Supplied records -
((

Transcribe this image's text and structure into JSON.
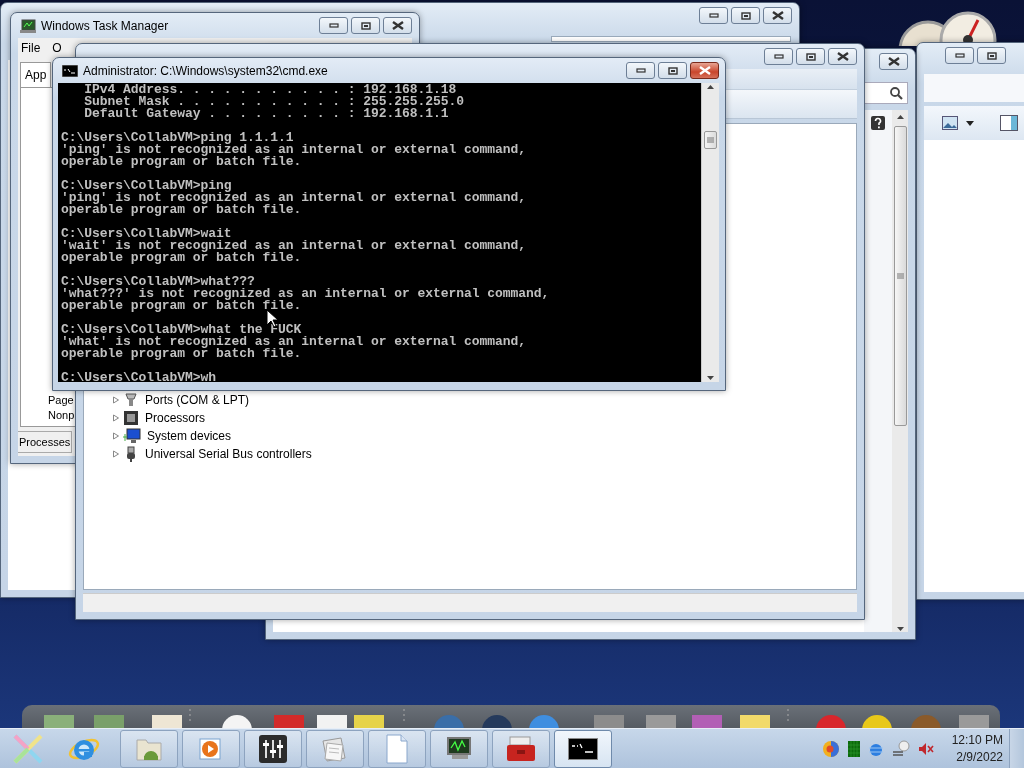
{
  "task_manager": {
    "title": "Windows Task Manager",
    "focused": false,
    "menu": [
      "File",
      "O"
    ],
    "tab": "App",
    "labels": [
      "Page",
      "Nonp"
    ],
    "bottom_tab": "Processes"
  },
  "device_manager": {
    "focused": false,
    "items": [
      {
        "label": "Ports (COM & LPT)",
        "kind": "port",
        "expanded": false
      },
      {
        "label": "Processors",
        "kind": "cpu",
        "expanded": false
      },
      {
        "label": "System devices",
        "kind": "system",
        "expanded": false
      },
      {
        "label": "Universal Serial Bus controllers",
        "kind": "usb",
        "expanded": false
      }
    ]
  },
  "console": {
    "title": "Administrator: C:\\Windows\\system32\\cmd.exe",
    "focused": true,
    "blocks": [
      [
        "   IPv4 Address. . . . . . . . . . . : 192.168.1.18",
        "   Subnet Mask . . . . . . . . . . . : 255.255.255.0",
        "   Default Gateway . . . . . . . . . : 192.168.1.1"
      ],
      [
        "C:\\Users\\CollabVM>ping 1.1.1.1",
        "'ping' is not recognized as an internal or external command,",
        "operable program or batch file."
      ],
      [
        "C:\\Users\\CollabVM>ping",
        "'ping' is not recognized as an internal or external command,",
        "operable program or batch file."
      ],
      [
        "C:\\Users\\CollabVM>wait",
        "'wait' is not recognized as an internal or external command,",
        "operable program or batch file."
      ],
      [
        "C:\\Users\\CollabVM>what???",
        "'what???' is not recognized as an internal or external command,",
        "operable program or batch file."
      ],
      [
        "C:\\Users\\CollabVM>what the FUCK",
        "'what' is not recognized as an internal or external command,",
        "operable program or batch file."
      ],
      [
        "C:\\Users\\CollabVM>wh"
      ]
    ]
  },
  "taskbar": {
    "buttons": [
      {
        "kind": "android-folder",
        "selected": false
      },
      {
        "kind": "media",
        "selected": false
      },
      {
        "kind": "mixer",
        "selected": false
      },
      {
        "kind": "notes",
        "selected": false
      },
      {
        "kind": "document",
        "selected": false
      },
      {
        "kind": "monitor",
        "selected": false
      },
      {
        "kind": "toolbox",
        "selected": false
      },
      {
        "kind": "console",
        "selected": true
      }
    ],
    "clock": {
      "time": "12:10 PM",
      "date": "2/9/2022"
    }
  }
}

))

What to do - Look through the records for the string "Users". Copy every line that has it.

Answer space -
        "C:\\Users\\CollabVM>ping 1.1.1.1",
        "C:\\Users\\CollabVM>ping",
        "C:\\Users\\CollabVM>wait",
        "C:\\Users\\CollabVM>what???",
        "C:\\Users\\CollabVM>what the FUCK",
        "C:\\Users\\CollabVM>wh"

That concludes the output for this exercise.